◆ Exercise objective
Line by line, check the data for the string "エスビック" and state how many lines have it, nothing more.

(App and web page records)
----

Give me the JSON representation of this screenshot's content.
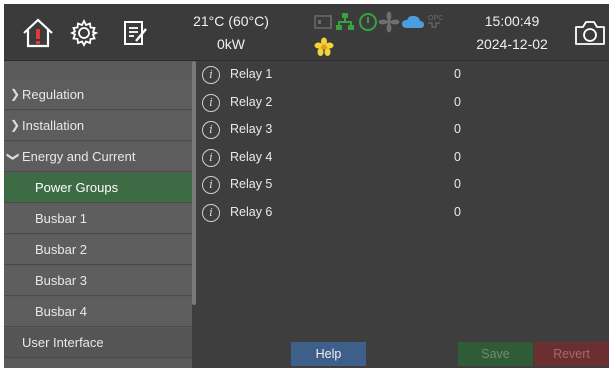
{
  "header": {
    "temperature": "21°C (60°C)",
    "power": "0kW",
    "time": "15:00:49",
    "date": "2024-12-02",
    "icons": [
      "home-alarm-icon",
      "settings-gear-icon",
      "notes-icon",
      "status-indicators-icon",
      "flower-icon",
      "camera-icon"
    ]
  },
  "sidebar": {
    "items": [
      {
        "label": "Regulation",
        "level": "top",
        "expandable": true
      },
      {
        "label": "Installation",
        "level": "top",
        "expandable": true
      },
      {
        "label": "Energy and Current",
        "level": "top",
        "expanded": true
      },
      {
        "label": "Power Groups",
        "level": "sub",
        "selected": true
      },
      {
        "label": "Busbar 1",
        "level": "sub"
      },
      {
        "label": "Busbar 2",
        "level": "sub"
      },
      {
        "label": "Busbar 3",
        "level": "sub"
      },
      {
        "label": "Busbar 4",
        "level": "sub"
      },
      {
        "label": "User Interface",
        "level": "top"
      }
    ]
  },
  "main": {
    "rows": [
      {
        "label": "Relay 1",
        "value": "0"
      },
      {
        "label": "Relay 2",
        "value": "0"
      },
      {
        "label": "Relay 3",
        "value": "0"
      },
      {
        "label": "Relay 4",
        "value": "0"
      },
      {
        "label": "Relay 5",
        "value": "0"
      },
      {
        "label": "Relay 6",
        "value": "0"
      }
    ]
  },
  "footer": {
    "help": "Help",
    "save": "Save",
    "revert": "Revert"
  },
  "colors": {
    "selected": "#3d6b43",
    "help": "#3f5f8b",
    "save": "#2f5b36",
    "revert": "#6b2f31"
  }
}
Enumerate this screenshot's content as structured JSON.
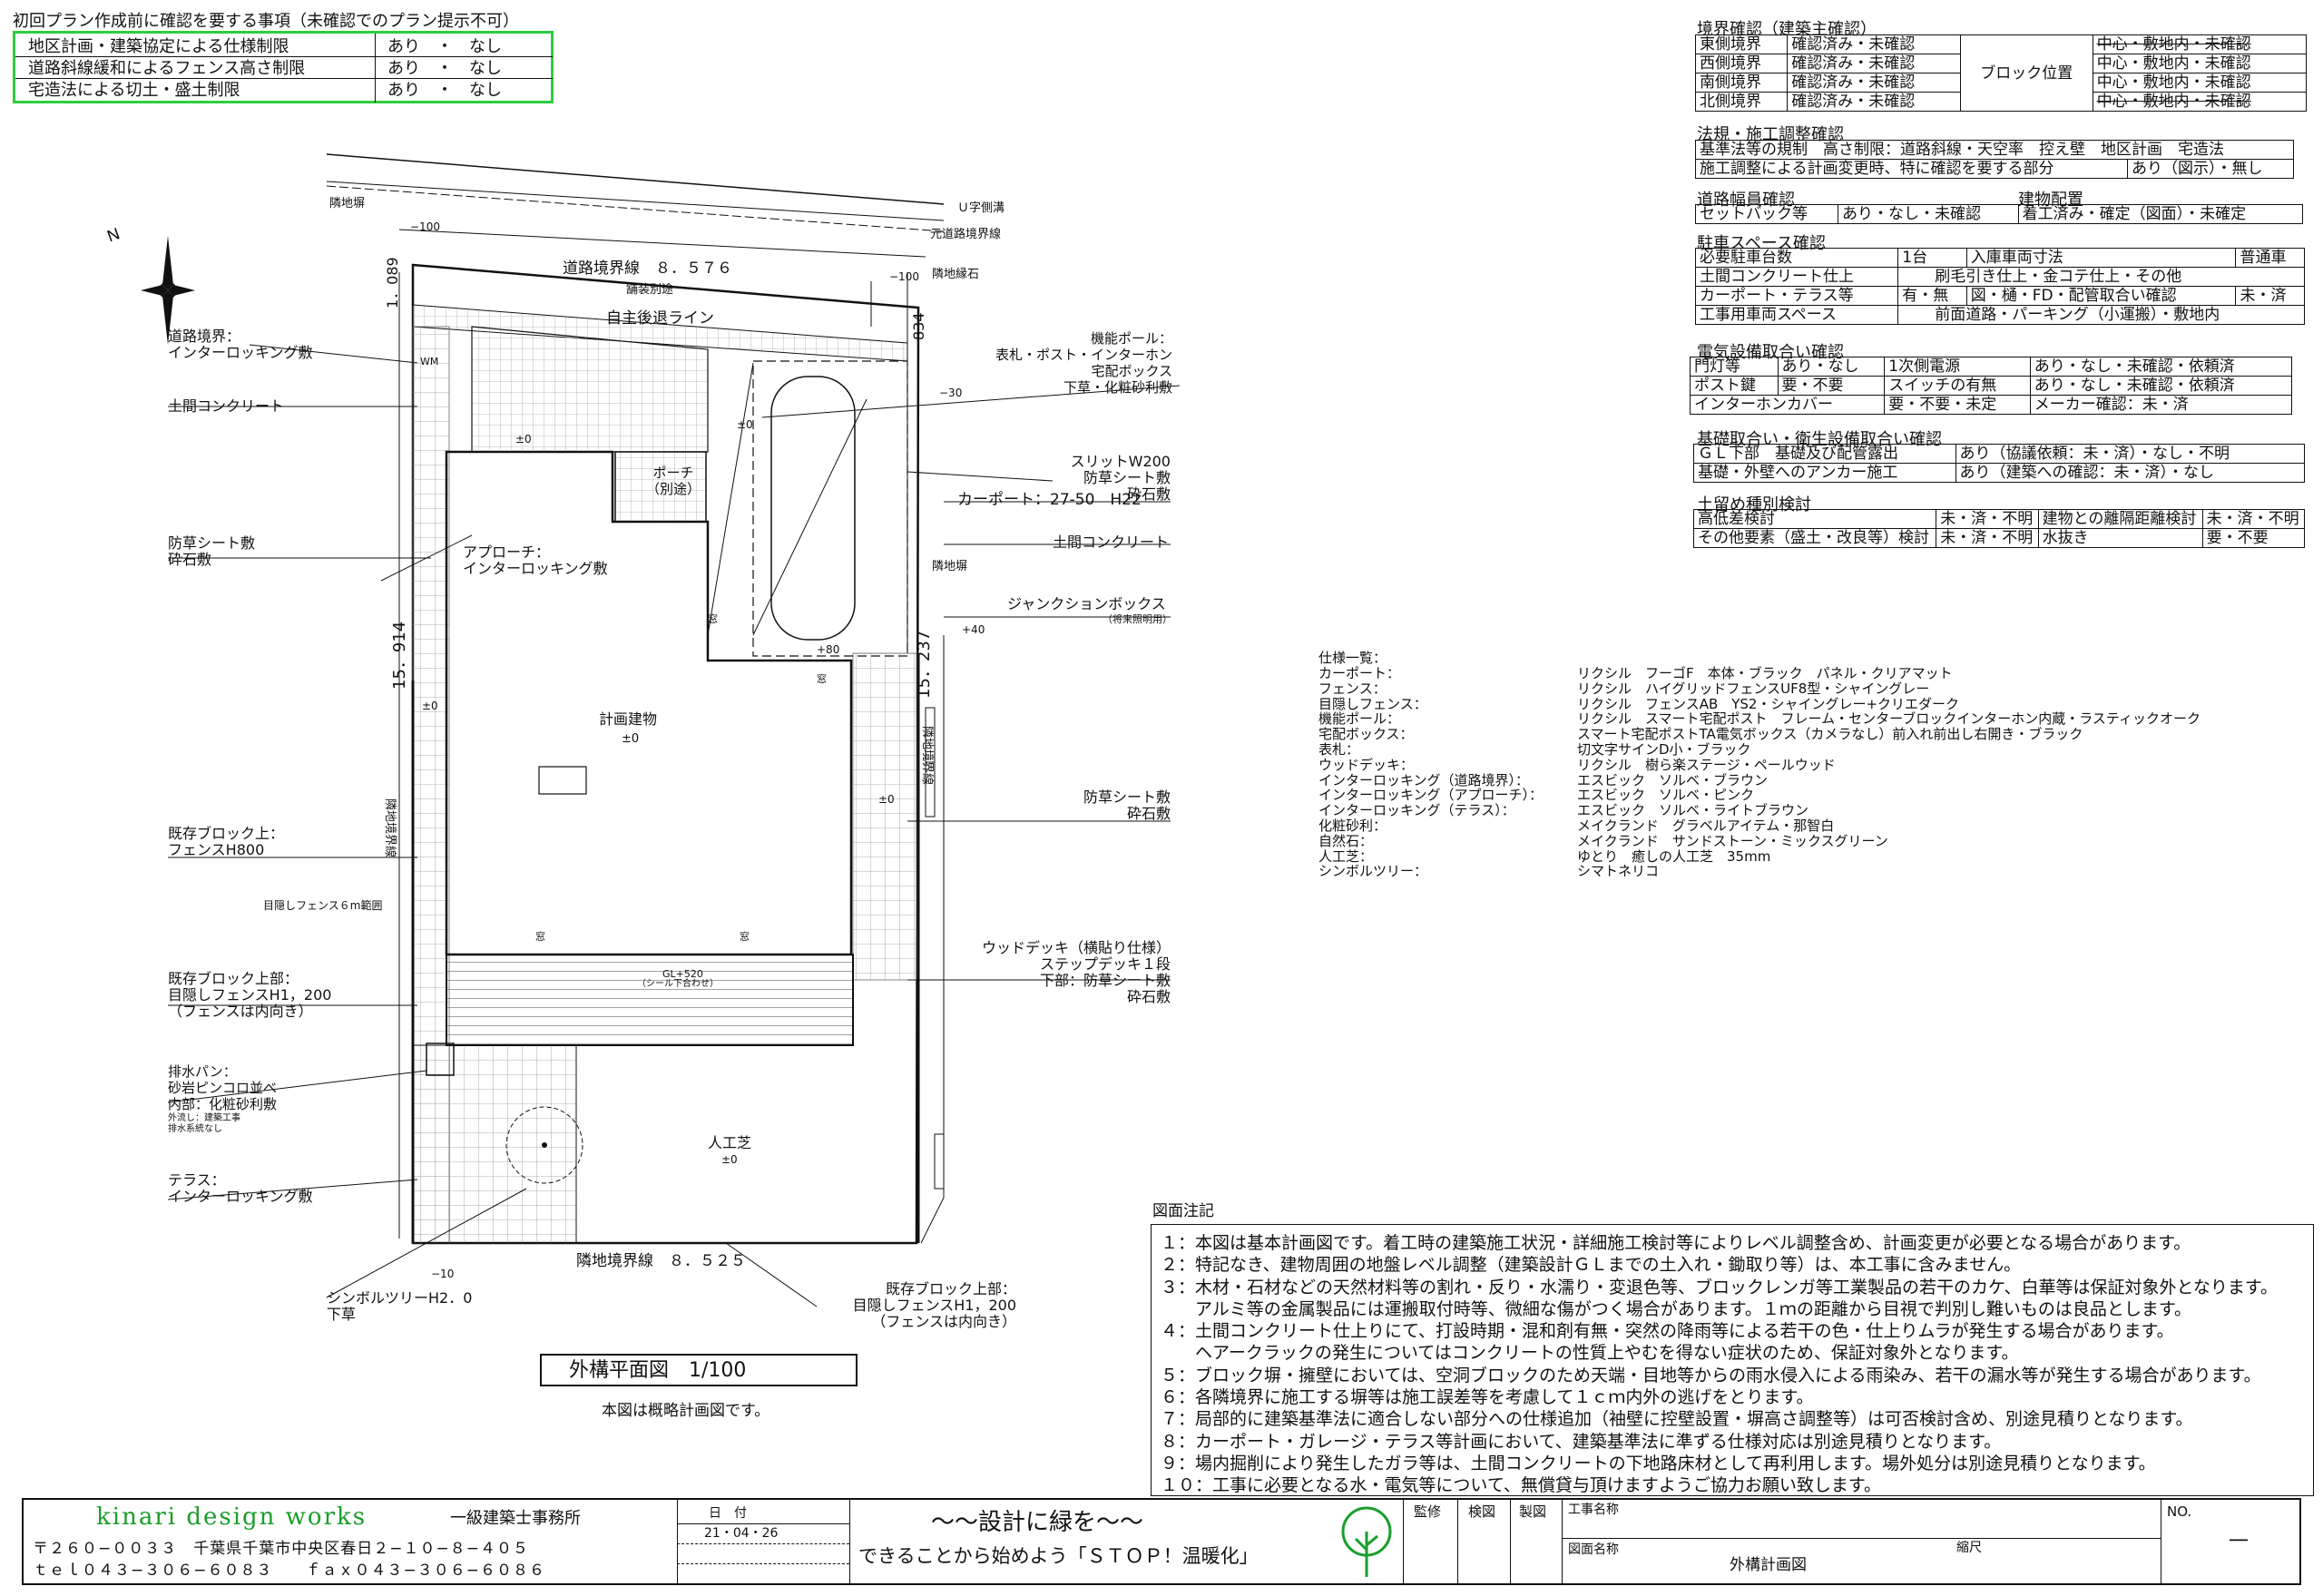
{
  "header_warning": {
    "title": "初回プラン作成前に確認を要する事項（未確認でのプラン提示不可）",
    "rows": [
      {
        "item": "地区計画・建築協定による仕様制限",
        "options": "あり　・　なし"
      },
      {
        "item": "道路斜線緩和によるフェンス高さ制限",
        "options": "あり　・　なし"
      },
      {
        "item": "宅造法による切土・盛土制限",
        "options": "あり　・　なし"
      }
    ]
  },
  "boundary": {
    "title": "境界確認（建築主確認）",
    "block_label": "ブロック位置",
    "rows": [
      {
        "side": "東側境界",
        "status": "確認済み・未確認",
        "pos": "中心・敷地内・未確認"
      },
      {
        "side": "西側境界",
        "status": "確認済み・未確認",
        "pos": "中心・敷地内・未確認"
      },
      {
        "side": "南側境界",
        "status": "確認済み・未確認",
        "pos": "中心・敷地内・未確認"
      },
      {
        "side": "北側境界",
        "status": "確認済み・未確認",
        "pos": "中心・敷地内・未確認"
      }
    ]
  },
  "law": {
    "title": "法規・施工調整確認",
    "row1": "基準法等の規制　高さ制限：道路斜線・天空率　控え壁　地区計画　宅造法",
    "row2a": "施工調整による計画変更時、特に確認を要する部分",
    "row2b": "あり（図示）・無し"
  },
  "road": {
    "title": "道路幅員確認",
    "title2": "建物配置",
    "c1": "セットバック等",
    "c2": "あり・なし・未確認",
    "c3": "着工済み・確定（図面）・未確定"
  },
  "parking": {
    "title": "駐車スペース確認",
    "rows": [
      [
        "必要駐車台数",
        "1台",
        "入庫車両寸法",
        "普通車"
      ],
      [
        "土間コンクリート仕上",
        "刷毛引き仕上・金コテ仕上・その他"
      ],
      [
        "カーポート・テラス等",
        "有・無",
        "図・樋・FD・配管取合い確認",
        "未・済"
      ],
      [
        "工事用車両スペース",
        "前面道路・パーキング（小運搬）・敷地内"
      ]
    ]
  },
  "electric": {
    "title": "電気設備取合い確認",
    "rows": [
      [
        "門灯等",
        "あり・なし",
        "1次側電源",
        "あり・なし・未確認・依頼済"
      ],
      [
        "ポスト鍵",
        "要・不要",
        "スイッチの有無",
        "あり・なし・未確認・依頼済"
      ],
      [
        "インターホンカバー",
        "要・不要・未定",
        "メーカー確認：未・済"
      ]
    ]
  },
  "foundation": {
    "title": "基礎取合い・衛生設備取合い確認",
    "rows": [
      [
        "ＧＬ下部　基礎及び配管露出",
        "あり（協議依頼：未・済）・なし・不明"
      ],
      [
        "基礎・外壁へのアンカー施工",
        "あり（建築への確認：未・済）・なし"
      ]
    ]
  },
  "retain": {
    "title": "土留め種別検討",
    "rows": [
      [
        "高低差検討",
        "未・済・不明",
        "建物との離隔距離検討",
        "未・済・不明"
      ],
      [
        "その他要素（盛土・改良等）検討",
        "未・済・不明",
        "水抜き",
        "要・不要"
      ]
    ]
  },
  "plan_labels": {
    "neighbor_fence": "隣地塀",
    "u_ditch": "Ｕ字側溝",
    "road_curb": "元道路境界線",
    "road_line": "道路境界線　８．５７６",
    "road_offset": "1．089",
    "existing_pave": "舗装別途",
    "neighbor_curb": "隣地縁石",
    "right_dim": "834",
    "retreat": "自主後退ライン",
    "m100a": "−100",
    "m100b": "−100",
    "m30": "−30",
    "l_road_interlock": "道路境界：\nインターロッキング敷",
    "l_concrete": "土間コンクリート",
    "l_func_pole": "機能ポール：\n表札・ポスト・インターホン\n宅配ボックス\n下草・化粧砂利敷",
    "l_slit": "スリットW200\n防草シート敷\n砕石敷",
    "l_carport": "カーポート：27-50　H22",
    "l_concrete2": "土間コンクリート",
    "l_neighbor2": "隣地塀",
    "l_junction": "ジャンクションボックス",
    "l_junction_sub": "（将来照明用）",
    "l_weed": "防草シート敷\n砕石敷",
    "l_porch": "ポーチ\n（別途）",
    "l_approach": "アプローチ：\nインターロッキング敷",
    "building": "計画建物",
    "pm0": "±0",
    "left_dim": "15．914",
    "right_dim2": "15．237",
    "left_line": "隣地境界線",
    "right_line": "隣地境界線",
    "l_weed2": "防草シート敷\n砕石敷",
    "l_block1": "既存ブロック上：\nフェンスH800",
    "l_screen6": "目隠しフェンス６m範囲",
    "l_block2": "既存ブロック上部：\n目隠しフェンスH1，200\n（フェンスは内向き）",
    "l_deck": "ウッドデッキ（横貼り仕様）\nステップデッキ１段\n下部：防草シート敷\n砕石敷",
    "gl520": "GL+520",
    "gl520_sub": "（シール下合わせ）",
    "l_drain": "排水パン：\n砂岩ピンコロ並べ\n内部：化粧砂利敷",
    "l_drain_sub": "外流し：建築工事\n排水系統なし",
    "l_terrace": "テラス：\nインターロッキング敷",
    "turf": "人工芝",
    "bottom_line": "隣地境界線　８．５２５",
    "m10": "−10",
    "l_tree": "シンボルツリーH2．0\n下草",
    "l_block3": "既存ブロック上部：\n目隠しフェンスH1，200\n（フェンスは内向き）",
    "window": "窓",
    "p80": "+80",
    "p40": "+40",
    "wm": "WM"
  },
  "plan_title": "外構平面図　1/100",
  "plan_note": "本図は概略計画図です。",
  "spec": {
    "title": "仕様一覧：",
    "rows": [
      [
        "カーポート：",
        "リクシル　フーゴF　本体・ブラック　パネル・クリアマット"
      ],
      [
        "フェンス：",
        "リクシル　ハイグリッドフェンスUF8型・シャイングレー"
      ],
      [
        "目隠しフェンス：",
        "リクシル　フェンスAB　YS2・シャイングレー+クリエダーク"
      ],
      [
        "機能ポール：",
        "リクシル　スマート宅配ポスト　フレーム・センターブロックインターホン内蔵・ラスティックオーク"
      ],
      [
        "宅配ボックス：",
        "スマート宅配ポストTA電気ボックス（カメラなし）前入れ前出し右開き・ブラック"
      ],
      [
        "表札：",
        "切文字サインD小・ブラック"
      ],
      [
        "ウッドデッキ：",
        "リクシル　樹ら楽ステージ・ペールウッド"
      ],
      [
        "インターロッキング（道路境界）：",
        "エスビック　ソルベ・ブラウン"
      ],
      [
        "インターロッキング（アプローチ）：",
        "エスビック　ソルベ・ピンク"
      ],
      [
        "インターロッキング（テラス）：",
        "エスビック　ソルベ・ライトブラウン"
      ],
      [
        "化粧砂利：",
        "メイクランド　グラベルアイテム・那智白"
      ],
      [
        "自然石：",
        "メイクランド　サンドストーン・ミックスグリーン"
      ],
      [
        "人工芝：",
        "ゆとり　癒しの人工芝　35mm"
      ],
      [
        "シンボルツリー：",
        "シマトネリコ"
      ]
    ]
  },
  "notes": {
    "title": "図面注記",
    "items": [
      "１：本図は基本計画図です。着工時の建築施工状況・詳細施工検討等によりレベル調整含め、計画変更が必要となる場合があります。",
      "２：特記なき、建物周囲の地盤レベル調整（建築設計ＧＬまでの土入れ・鋤取り等）は、本工事に含みません。",
      "３：木材・石材などの天然材料等の割れ・反り・水濡り・変退色等、ブロックレンガ等工業製品の若干のカケ、白華等は保証対象外となります。",
      "　　アルミ等の金属製品には運搬取付時等、微細な傷がつく場合があります。１ｍの距離から目視で判別し難いものは良品とします。",
      "４：土間コンクリート仕上りにて、打設時期・混和剤有無・突然の降雨等による若干の色・仕上りムラが発生する場合があります。",
      "　　ヘアークラックの発生についてはコンクリートの性質上やむを得ない症状のため、保証対象外となります。",
      "５：ブロック塀・擁壁においては、空洞ブロックのため天端・目地等からの雨水侵入による雨染み、若干の漏水等が発生する場合があります。",
      "６：各隣境界に施工する塀等は施工誤差等を考慮して１ｃｍ内外の逃げをとります。",
      "７：局部的に建築基準法に適合しない部分への仕様追加（袖壁に控壁設置・塀高さ調整等）は可否検討含め、別途見積りとなります。",
      "８：カーポート・ガレージ・テラス等計画において、建築基準法に準ずる仕様対応は別途見積りとなります。",
      "９：場内掘削により発生したガラ等は、土間コンクリートの下地路床材として再利用します。場外処分は別途見積りとなります。",
      "１０：工事に必要となる水・電気等について、無償貸与頂けますようご協力お願い致します。"
    ]
  },
  "titleblock": {
    "company": "kinari design works",
    "company_suffix": "一級建築士事務所",
    "address1": "〒２６０−００３３　千葉県千葉市中央区春日２−１０−８−４０５",
    "address2": "ｔｅｌ０４３−３０６−６０８３　　ｆａｘ０４３−３０６−６０８６",
    "date_label": "日　付",
    "date": "21・04・26",
    "slogan1": "〜〜設計に緑を〜〜",
    "slogan2": "できることから始めよう「ＳＴＯＰ！温暖化」",
    "sup": "監修",
    "check": "検図",
    "draw": "製図",
    "proj": "工事名称",
    "dwg": "図面名称",
    "dwg_name": "外構計画図",
    "scale": "縮尺",
    "no": "NO.",
    "no_val": "一"
  }
}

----

◆ Expected answer
3